My Favorite Western Movie Heroes and Heroines

John Wayne as Ethan Edwards, "The Searchers"

Gary Cooper as Will Kane in "High Noon"

Tom Mix (and Tony) as Tom Mix (and Tony)
 in all of their movies!

Clint Eastwood as Bill Munny in "The Unforgiven"

Jane Russell as Calamity Jane in "The Paleface"

Doris Day as "Calamity Jane"

Jean Arthur as Marian Starrett in "Shane"

Alan Ladd as "Shane"

And honorable mention to William S. Hart, Joel McCrea, Henry Fonda, James Stewart, Randolph Scott and all of the other great actors, writers and directors too numerous to mention who made the characters and the legends of the Old West come alive.

And a special nod to the Coen Brothers and Jeff Bridges 
for keeping the tradition alive and well and thrilling.


Diane said...

This is one of my favorite posts of yours. I love westerns and I love your view of westerns. Thank you so much for reminding me of the reasons that I too love America. Flick are the best.

FlickChick said...

♥♥♥ all I say is thank you for your kind words.♥♥♥

Caftan Woman said...

I sat nodding sagely throughout your article. Wonderful stuff!

As Father's Day approaches, newspaper ads and even the TCM Now Playing Guide recommend westerns as the perfect gift for Dad. Not around these parts, pardner!

I think growing up in an era of multitudinous TV westerns led me to my overwhelming fondness for western movies from all eras. Movies like "Stagecoach" and "High Noon" and "My Darling Clementine" aren't only great westerns, they are great movies.

FlickChick said...

Thank you, CW. This was a bit of a tough topic for me to tackle, as these films really do affect me in ways I really can't explain (but have tried to!).

R. D. Finch said...

A great post and a refreshingly different approach. I never was a particular fan of Westerns until relatively recently, but now I love them! You named my favorite John Ford Westerns (+"The Man Who Shot Liberty Valance"). I noticed you have a poster for "Red River" but don't include it in your list of favorite Howard Hawks Westerns. It's my favorite by this great director and has what is for me one of John Wayne's three greatest performances (along with "She Wore a Yellow Ribbon" and the best of them all, "The Searchers").

FlickChick said...

Thanks, RD. It's funny how they are kind of under your skin, even though you are not aware of the, And they do lend themselves to those epic tales.

ClassicBecky said...

I tend to be like you, FlickChick ...most traditional westerns are not my cup of tea. But I too like the silents -- as you said, they are more authentic, probably because they were made so close in time to the real era.

My favorite westerns are anything with James Stewart, High Noon, Shane, Three Godfathers and The Magnificent Seven. I could watch those over and over, and actually have! LOL!

Great post!

FlickChick said...

Thaks, Becky.
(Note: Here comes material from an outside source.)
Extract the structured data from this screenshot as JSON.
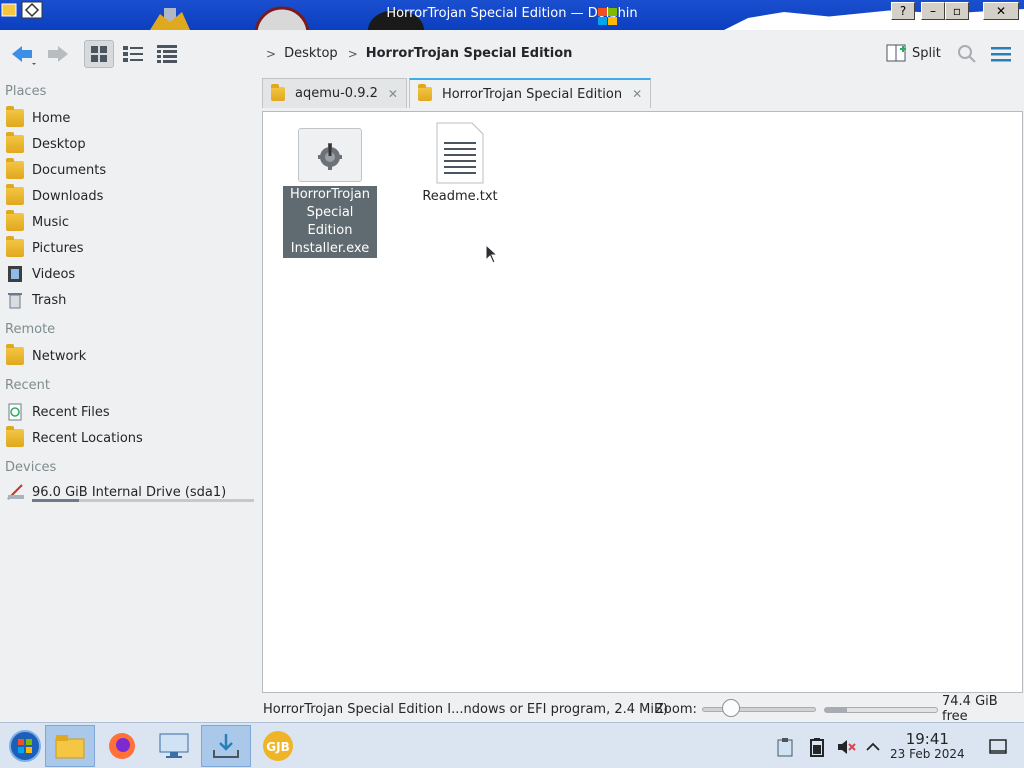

I tend to be a real girl when it comes to movies, but a good saga is a good saga!

Meredith said...

It took me awhile to come around to loving Westerns as well. Though my favorites are the films that both glorify the west and deconstruct its tenets at the same time like Once Upon A Time in the West and High Noon! Great stuff.

FlickChick said...

Agreed, Meredith. I guess some of us ladies have to take our time to get around to them. The films you mention do have a more modern approach and offer a different perspective.